Fans of Rock n’ Roll Racing for Super Nintendo are going to feel right at home. One button for items, one for boost power-up and players use the joystick to direct a variety of sci-fi racers around the track. Ever play Mario Kart? Then you’ll understand how items work in BlazeRush. Each stage has a theme, but each stage’s identity doesn’t affect the racing. It mainly provides variety in the visuals department.
Starting with the single-player mode, players will learn how each racer handles, how projectiles should be used in the heat of a race and when to properly use boosts. The learning curve is not steep at all and inviting friends to sit down or join a race online is never intimidating.
To break BlazeRush down to it’s core concepts; it’s basically a kart racer with a few items. But, it’s damn fun even when playing alone thanks to the car handling. Each car handles a tad bit different, however laying your fingers on thumbstick and tailing around corners feels great. It’s responsive and accurate and players will feel in control while trying to line up a takeover or a launch a machine gun barrage on leading vehicles.
Racing game modes revolve around the simple first across the checkered line wins, there are time trials and king of the hill; basically stay in first the longest to receive points. The most fun that can be had in BlazeRush is the elimination game-type. Players drive as fast as they can in order to escape a devouring goliath steam roller. Points are awarded at the end of each round based on how long you survive.
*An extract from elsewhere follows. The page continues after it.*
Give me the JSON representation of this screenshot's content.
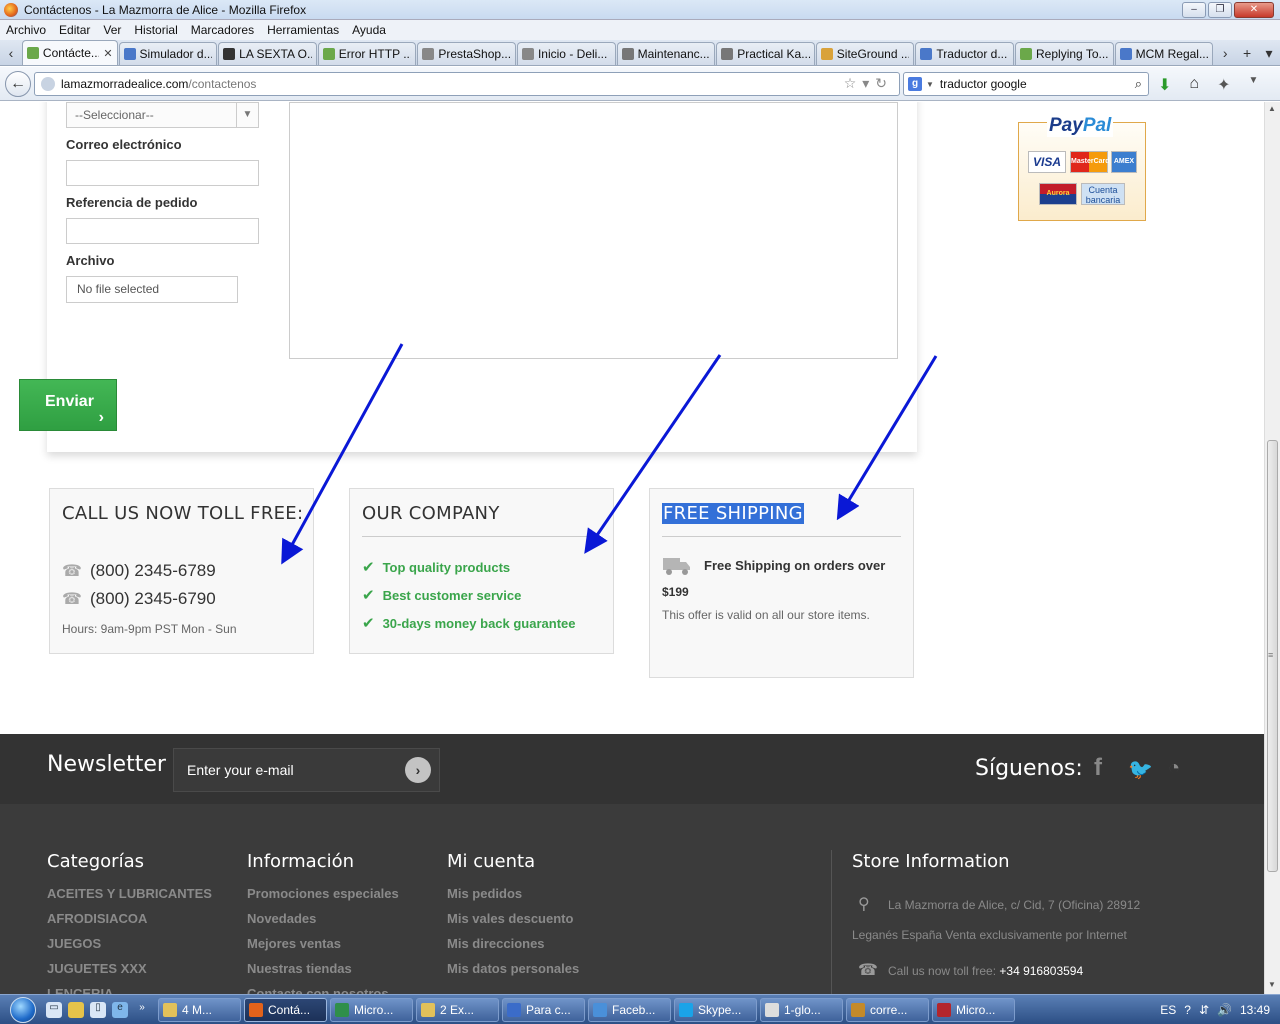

Rounds will continue until someone reaches the max allocated points to win. This mode is a blast and builds the suspense and tense rivalries better than any of the other modes within BlazeRush. It’s also possible to take these game modes online as well. Four-player local races are the most fun, though.
Unfortunately, the art looks as if it needed more time. Menus look like stand-in assets and even the tracks could use a facelift from the bland gray roadways. The animations and lighting are pleasant to see at in motion. An explosion from a homing missile casts dramatic shadows as a the exploding vehicle is launched off track.
Even with the basic art and track design, when everything is in motion and the chaos is in full swing, technical gripes like the art and car models fades to the background. The smoke effects and stylized plasma bursts look stunning. The animations in combination with the car physics move smoothly making the frantic action all that more impressive to observe. In addition, player’s frantic maneuvers on the course can sometimes translate to amusing achievements as well as leaderboard rankings.
It’s a great multiplayer game and a fun as hell racer even if you are playing solo. It’s stupid fun to say the least and it has Oculus Rift support too. I don’t know why, but judging by Steam reviews people are having fun with this game as a VR experience.
Pick this game up. It’s well worth the price.
BlazeRush is also available on Playstation 3.
4 out of 5